Every line from the one with "Read all visible content and emit it as JSON." through the end of the entries below should be written out exactly; the pictures should not.

[Dataset items]

*** Begin section ***

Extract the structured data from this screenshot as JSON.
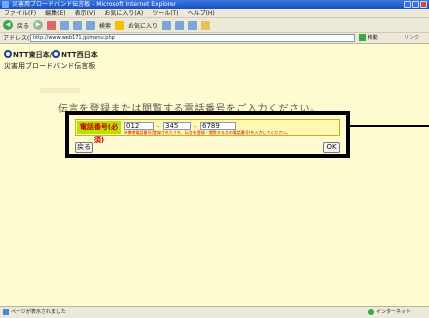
{
  "window": {
    "title": "災害用ブロードバンド伝言板 - Microsoft Internet Explorer"
  },
  "menu": [
    "ファイル(F)",
    "編集(E)",
    "表示(V)",
    "お気に入り(A)",
    "ツール(T)",
    "ヘルプ(H)"
  ],
  "toolbar": {
    "back_label": "戻る",
    "search_label": "検索",
    "favorites_label": "お気に入り"
  },
  "address": {
    "label": "アドレス(D)",
    "url": "http://www.web171.jp/menu.php",
    "go_label": "移動",
    "links_label": "リンク"
  },
  "page": {
    "brand_left": "NTT東日本",
    "brand_sep": "/",
    "brand_right": "NTT西日本",
    "subtitle": "災害用ブロードバンド伝言板",
    "instruction": "伝言を登録または閲覧する電話番号をご入力ください。",
    "phone": {
      "label": "電話番号(必須)",
      "part1": "012",
      "part2": "345",
      "part3": "6789",
      "separator": "-",
      "note": "※携帯電話番号(登録されたうち、伝言を登録・閲覧する方の電話番号)を入力してください。"
    },
    "back_button": "戻る",
    "ok_button": "OK"
  },
  "status": {
    "left": "ページが表示されました",
    "right": "インターネット"
  }
}
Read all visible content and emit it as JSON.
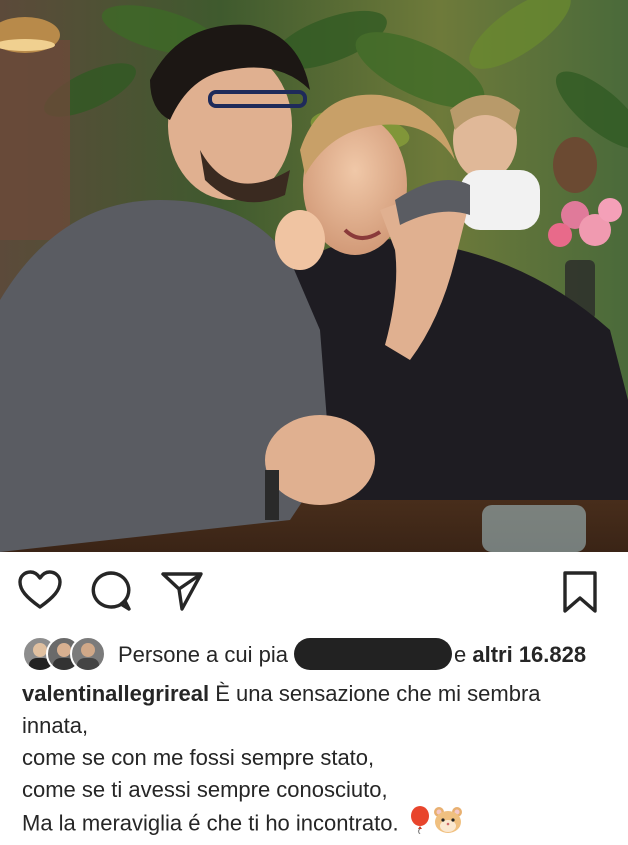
{
  "post": {
    "photo_icon": "photo-couple-restaurant",
    "actions": {
      "like_icon": "heart-icon",
      "comment_icon": "comment-icon",
      "share_icon": "send-icon",
      "save_icon": "bookmark-icon"
    },
    "likes": {
      "prefix": "Persone a cui pia",
      "suffix_pre": "e ",
      "count_text": "altri 16.828"
    },
    "caption": {
      "username": "valentinallegrireal",
      "line1": "È una sensazione che mi sembra",
      "line2": "innata,",
      "line3": "come se con me fossi sempre stato,",
      "line4": "come se ti avessi sempre conosciuto,",
      "line5": "Ma la meraviglia é che ti ho incontrato.",
      "emoji": [
        "balloon-icon",
        "hamster-icon"
      ]
    }
  }
}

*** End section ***

> [Output]:
Read all visible content and emit it as JSON.
{
  "post": {
    "photo_icon": "photo-couple-restaurant",
    "actions": {
      "like_icon": "heart-icon",
      "comment_icon": "comment-icon",
      "share_icon": "send-icon",
      "save_icon": "bookmark-icon"
    },
    "likes": {
      "prefix": "Persone a cui pia",
      "suffix_pre": "e ",
      "count_text": "altri 16.828"
    },
    "caption": {
      "username": "valentinallegrireal",
      "line1": "È una sensazione che mi sembra",
      "line2": "innata,",
      "line3": "come se con me fossi sempre stato,",
      "line4": "come se ti avessi sempre conosciuto,",
      "line5": "Ma la meraviglia é che ti ho incontrato.",
      "emoji": [
        "balloon-icon",
        "hamster-icon"
      ]
    }
  }
}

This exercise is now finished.